<<<<

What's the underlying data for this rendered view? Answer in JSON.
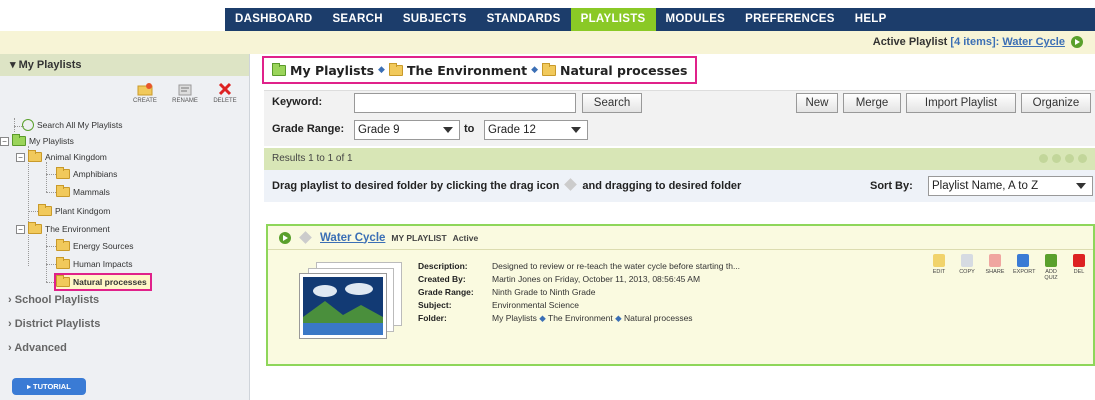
{
  "nav": {
    "items": [
      "DASHBOARD",
      "SEARCH",
      "SUBJECTS",
      "STANDARDS",
      "PLAYLISTS",
      "MODULES",
      "PREFERENCES",
      "HELP"
    ],
    "active": "PLAYLISTS"
  },
  "active_playlist": {
    "label": "Active Playlist",
    "items": "[4 items]:",
    "name": "Water Cycle"
  },
  "sidebar": {
    "title": "My Playlists",
    "actions": [
      "CREATE",
      "RENAME",
      "DELETE"
    ],
    "tree": {
      "search_all": "Search All My Playlists",
      "my_playlists": "My Playlists",
      "animal_kingdom": "Animal Kingdom",
      "amphibians": "Amphibians",
      "mammals": "Mammals",
      "plant_kingdom": "Plant Kindgom",
      "environment": "The Environment",
      "energy_sources": "Energy Sources",
      "human_impacts": "Human Impacts",
      "natural_processes": "Natural processes"
    },
    "sections": [
      "School Playlists",
      "District Playlists",
      "Advanced"
    ],
    "tutorial": "TUTORIAL"
  },
  "breadcrumb": [
    "My Playlists",
    "The Environment",
    "Natural processes"
  ],
  "search": {
    "keyword_label": "Keyword:",
    "keyword_value": "",
    "search_button": "Search",
    "grade_label": "Grade Range:",
    "grade_from": "Grade 9",
    "to_label": "to",
    "grade_to": "Grade 12",
    "buttons": [
      "New",
      "Merge",
      "Import Playlist",
      "Organize"
    ]
  },
  "results": {
    "text": "Results 1 to 1 of 1"
  },
  "drag": {
    "text_before": "Drag playlist to desired folder by clicking the drag icon",
    "text_after": "and dragging to desired folder",
    "sort_label": "Sort By:",
    "sort_value": "Playlist Name, A to Z"
  },
  "playlist": {
    "title": "Water Cycle",
    "type": "MY PLAYLIST",
    "status": "Active",
    "description_label": "Description:",
    "description": "Designed to review or re-teach the water cycle before starting th...",
    "created_label": "Created By:",
    "created": "Martin Jones on Friday, October 11, 2013, 08:56:45 AM",
    "grade_label": "Grade Range:",
    "grade": "Ninth Grade to Ninth Grade",
    "subject_label": "Subject:",
    "subject": "Environmental Science",
    "folder_label": "Folder:",
    "folder_path": [
      "My Playlists",
      "The Environment",
      "Natural processes"
    ],
    "actions": [
      "EDIT",
      "COPY",
      "SHARE",
      "EXPORT",
      "ADD QUIZ",
      "DEL"
    ]
  },
  "colors": {
    "nav_bg": "#1c3d6b",
    "nav_active": "#8ac926",
    "highlight": "#e0218a",
    "link": "#3b6fb5"
  }
}
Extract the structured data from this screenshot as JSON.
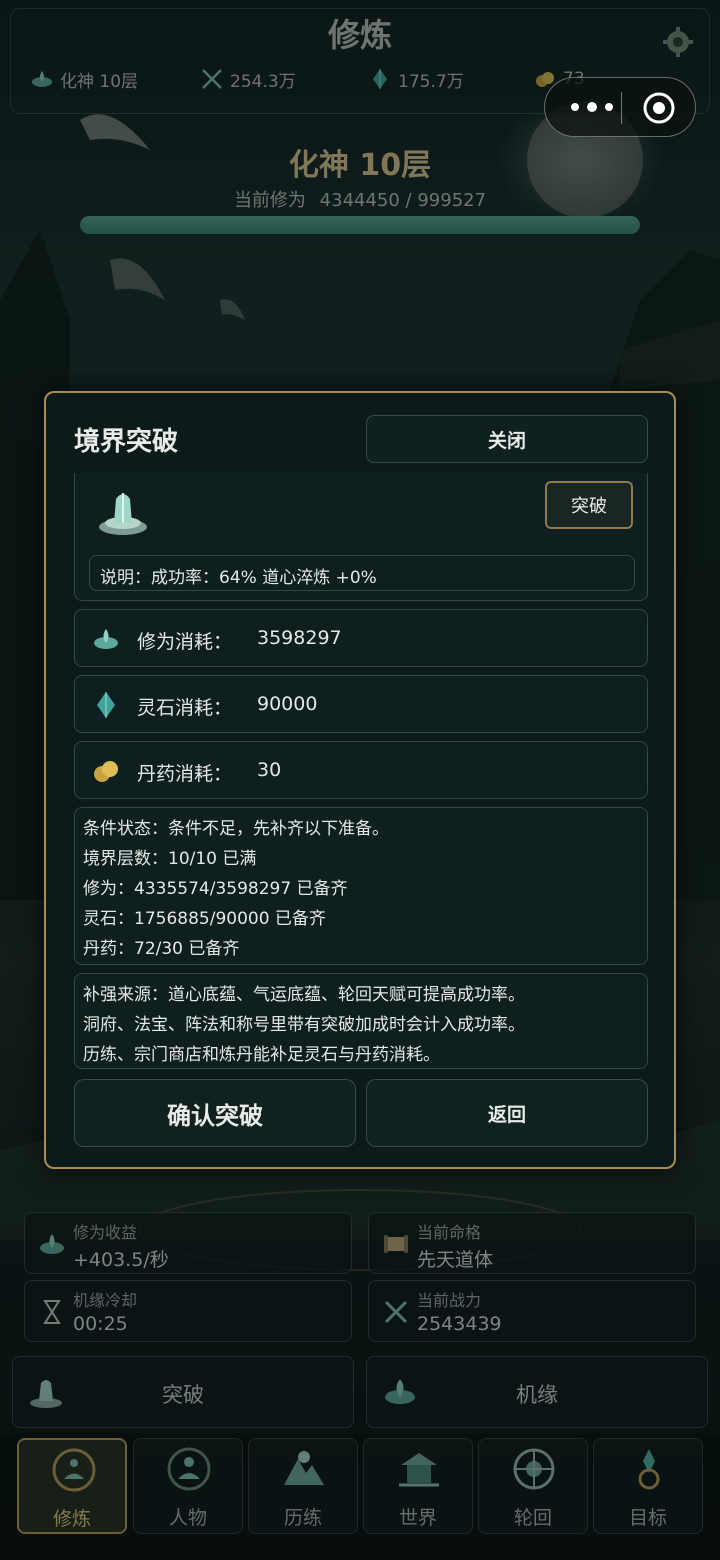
{
  "header": {
    "title": "修炼",
    "stats": [
      {
        "icon": "lotus-icon",
        "value": "化神 10层"
      },
      {
        "icon": "crossed-swords-icon",
        "value": "254.3万"
      },
      {
        "icon": "spirit-stone-icon",
        "value": "175.7万"
      },
      {
        "icon": "pill-gold-icon",
        "value": "73"
      }
    ]
  },
  "realm": {
    "name": "化神 10层",
    "cultivation_label": "当前修为",
    "cultivation_value": "4344450 / 999527",
    "progress_fraction": 1.0
  },
  "modal": {
    "title": "境界突破",
    "close_label": "关闭",
    "break_label": "突破",
    "description": "说明：成功率：64%  道心淬炼 +0%",
    "costs": [
      {
        "icon": "lotus-icon",
        "label": "修为消耗：",
        "value": "3598297"
      },
      {
        "icon": "spirit-stone-icon",
        "label": "灵石消耗：",
        "value": "90000"
      },
      {
        "icon": "pill-gold-icon",
        "label": "丹药消耗：",
        "value": "30"
      }
    ],
    "conditions": [
      "条件状态：条件不足，先补齐以下准备。",
      "境界层数：10/10 已满",
      "修为：4335574/3598297 已备齐",
      "灵石：1756885/90000 已备齐",
      "丹药：72/30 已备齐"
    ],
    "sources": [
      "补强来源：道心底蕴、气运底蕴、轮回天赋可提高成功率。",
      "洞府、法宝、阵法和称号里带有突破加成时会计入成功率。",
      "历练、宗门商店和炼丹能补足灵石与丹药消耗。"
    ],
    "confirm_label": "确认突破",
    "back_label": "返回"
  },
  "info": {
    "income_label": "修为收益",
    "income_value": "+403.5/秒",
    "fate_label": "当前命格",
    "fate_value": "先天道体",
    "cooldown_label": "机缘冷却",
    "cooldown_value": "00:25",
    "power_label": "当前战力",
    "power_value": "2543439"
  },
  "actions": {
    "breakthrough_label": "突破",
    "chance_label": "机缘"
  },
  "nav": [
    {
      "label": "修炼",
      "active": true
    },
    {
      "label": "人物",
      "active": false
    },
    {
      "label": "历练",
      "active": false
    },
    {
      "label": "世界",
      "active": false
    },
    {
      "label": "轮回",
      "active": false
    },
    {
      "label": "目标",
      "active": false
    }
  ],
  "colors": {
    "accent_gold": "#d7c58e",
    "progress_green": "#4a9682",
    "modal_border": "#a88e55",
    "panel_bg": "#0d1a1a"
  }
}
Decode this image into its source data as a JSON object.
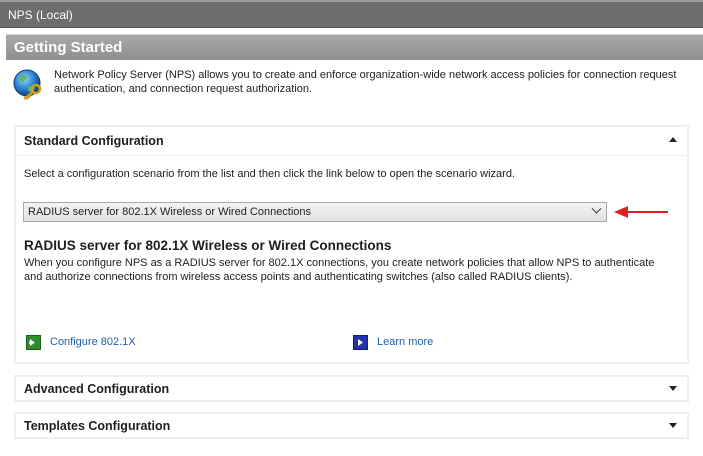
{
  "window": {
    "title": "NPS (Local)"
  },
  "section": {
    "title": "Getting Started"
  },
  "intro": {
    "text": "Network Policy Server (NPS) allows you to create and enforce organization-wide network access policies for connection request authentication, and connection request authorization."
  },
  "standard": {
    "title": "Standard Configuration",
    "instruction": "Select a configuration scenario from the list and then click the link below to open the scenario wizard.",
    "selected_scenario": "RADIUS server for 802.1X Wireless or Wired Connections",
    "scenario_title": "RADIUS server for 802.1X Wireless or Wired Connections",
    "scenario_description": "When you configure NPS as a RADIUS server for 802.1X connections, you create network policies that allow NPS to authenticate and authorize connections from wireless access points and authenticating switches (also called RADIUS clients).",
    "configure_link": "Configure 802.1X",
    "learn_more_link": "Learn more"
  },
  "advanced": {
    "title": "Advanced Configuration"
  },
  "templates": {
    "title": "Templates Configuration"
  },
  "colors": {
    "accent_link": "#1f5fa6",
    "arrow": "#e02020",
    "configure_icon": "#2e8b2e",
    "learn_icon": "#2233aa"
  }
}
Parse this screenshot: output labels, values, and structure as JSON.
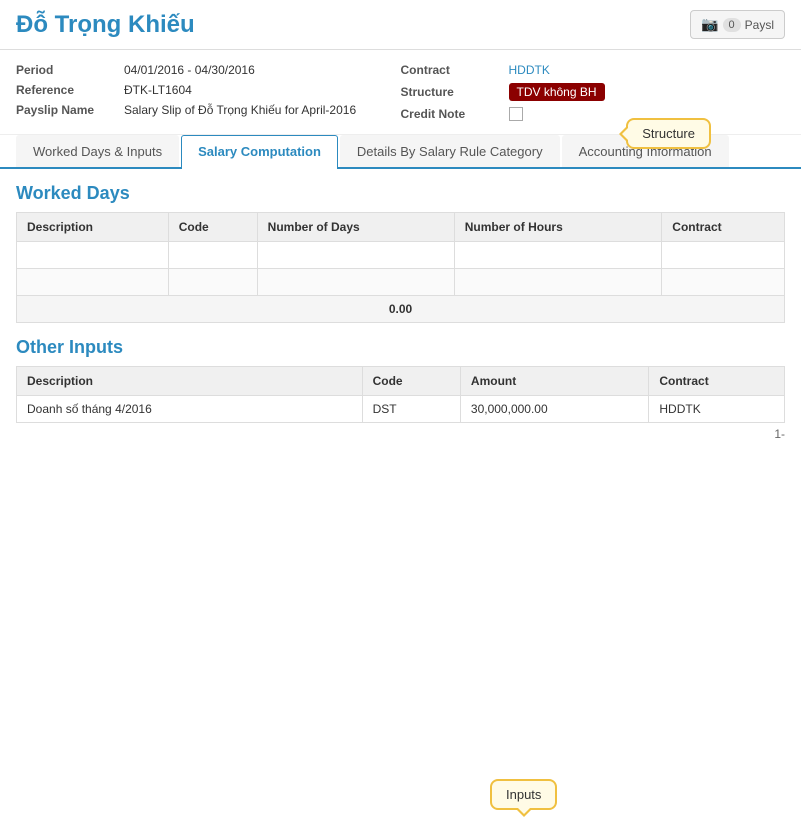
{
  "header": {
    "employee_name": "Đỗ Trọng Khiếu",
    "payslip_btn_label": "Paysl",
    "payslip_count": "0"
  },
  "info": {
    "period_label": "Period",
    "period_value": "04/01/2016 - 04/30/2016",
    "reference_label": "Reference",
    "reference_value": "ĐTK-LT1604",
    "payslip_name_label": "Payslip Name",
    "payslip_name_value": "Salary Slip of Đỗ Trọng Khiếu for April-2016",
    "contract_label": "Contract",
    "contract_value": "HDDTK",
    "structure_label": "Structure",
    "structure_value": "TDV không BH",
    "credit_note_label": "Credit Note"
  },
  "tooltip_structure": "Structure",
  "tooltip_inputs": "Inputs",
  "tabs": [
    {
      "label": "Worked Days & Inputs",
      "active": false
    },
    {
      "label": "Salary Computation",
      "active": true
    },
    {
      "label": "Details By Salary Rule Category",
      "active": false
    },
    {
      "label": "Accounting Information",
      "active": false
    }
  ],
  "worked_days": {
    "section_title": "Worked Days",
    "columns": [
      "Description",
      "Code",
      "Number of Days",
      "Number of Hours",
      "Contract"
    ],
    "rows": [],
    "total": "0.00"
  },
  "other_inputs": {
    "section_title": "Other Inputs",
    "columns": [
      "Description",
      "Code",
      "Amount",
      "Contract"
    ],
    "rows": [
      {
        "description": "Doanh số tháng 4/2016",
        "code": "DST",
        "amount": "30,000,000.00",
        "contract": "HDDTK"
      }
    ],
    "page_indicator": "1-"
  }
}
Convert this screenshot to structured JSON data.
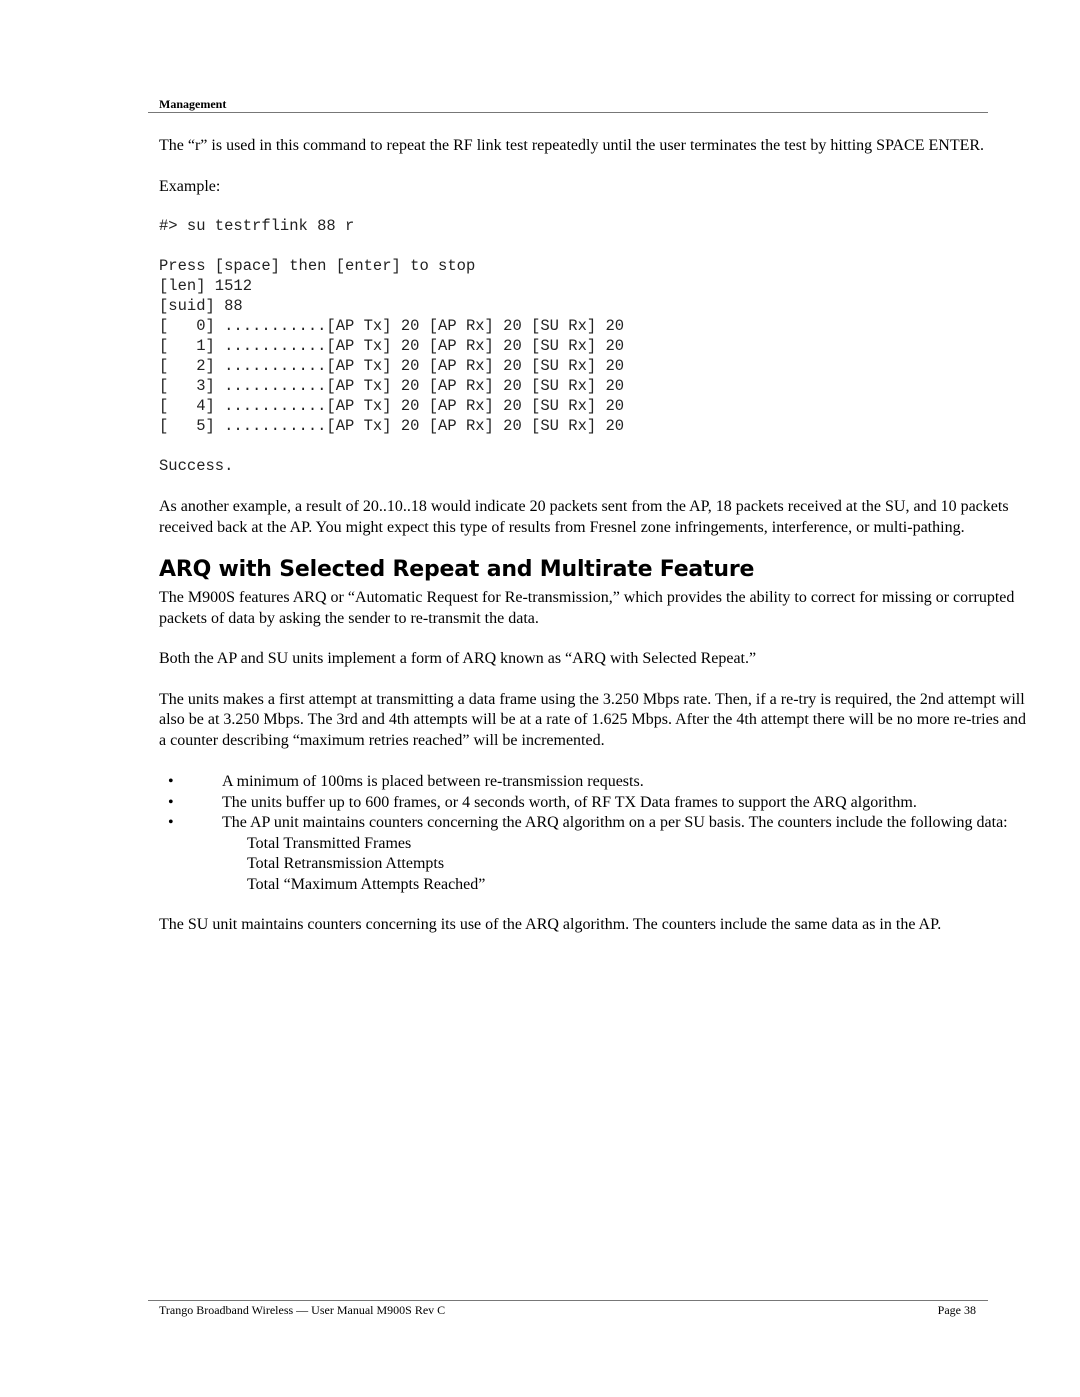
{
  "header": {
    "section_label": "Management"
  },
  "intro": {
    "paragraph": "The “r” is used in this command to repeat the RF link test repeatedly until the user terminates the test by hitting SPACE ENTER.",
    "example_label": "Example:"
  },
  "console": {
    "command": "#> su testrflink 88 r",
    "prompt_line": "Press [space] then [enter] to stop",
    "len_line": "[len] 1512",
    "suid_line": "[suid] 88",
    "result_rows": [
      "[   0] ...........[AP Tx] 20 [AP Rx] 20 [SU Rx] 20",
      "[   1] ...........[AP Tx] 20 [AP Rx] 20 [SU Rx] 20",
      "[   2] ...........[AP Tx] 20 [AP Rx] 20 [SU Rx] 20",
      "[   3] ...........[AP Tx] 20 [AP Rx] 20 [SU Rx] 20",
      "[   4] ...........[AP Tx] 20 [AP Rx] 20 [SU Rx] 20",
      "[   5] ...........[AP Tx] 20 [AP Rx] 20 [SU Rx] 20"
    ],
    "status": "Success."
  },
  "another_example": {
    "paragraph": "As another example, a result of 20..10..18 would indicate 20 packets sent from the AP, 18 packets received at the SU, and 10 packets received back at the AP.  You might expect this type of results from Fresnel zone infringements, interference, or multi-pathing."
  },
  "arq_section": {
    "title": "ARQ with Selected Repeat and Multirate Feature",
    "paragraphs": [
      "The M900S features ARQ or  “Automatic Request for Re-transmission,” which provides the ability to correct for missing or corrupted packets of data by asking the sender to re-transmit the data.",
      "Both the AP and SU units implement a form of ARQ known as “ARQ with Selected Repeat.”",
      "The units makes a first attempt at transmitting a data frame using the 3.250 Mbps rate.  Then, if a re-try is required, the 2nd attempt will also be at 3.250 Mbps.  The 3rd and 4th attempts will be at a rate of 1.625 Mbps.  After the 4th attempt there will be no more re-tries and a counter describing “maximum retries reached” will be incremented."
    ],
    "bullet_glyph": "•",
    "bullets": [
      "A minimum of 100ms is placed between re-transmission requests.",
      "The units buffer up to 600 frames, or 4 seconds worth, of RF TX Data frames to support the ARQ algorithm.",
      "The AP unit maintains counters concerning the ARQ algorithm on a per SU basis.  The counters include the following data:"
    ],
    "counter_items": [
      "Total Transmitted Frames",
      "Total Retransmission Attempts",
      "Total “Maximum Attempts Reached”"
    ],
    "closing_paragraph": "The SU unit maintains counters concerning its use of the ARQ algorithm.  The counters include the same data as in the AP."
  },
  "footer": {
    "left_text": "Trango Broadband Wireless — User Manual M900S Rev C",
    "page_label": "Page 38"
  }
}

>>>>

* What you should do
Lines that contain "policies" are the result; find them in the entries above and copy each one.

* Solution for this exercise
    "text": "Network Policy Server (NPS) allows you to create and enforce organization-wide network access policies for connection request authentication, and connection request authorization."
    "scenario_description": "When you configure NPS as a RADIUS server for 802.1X connections, you create network policies that allow NPS to authenticate and authorize connections from wireless access points and authenticating switches (also called RADIUS clients).",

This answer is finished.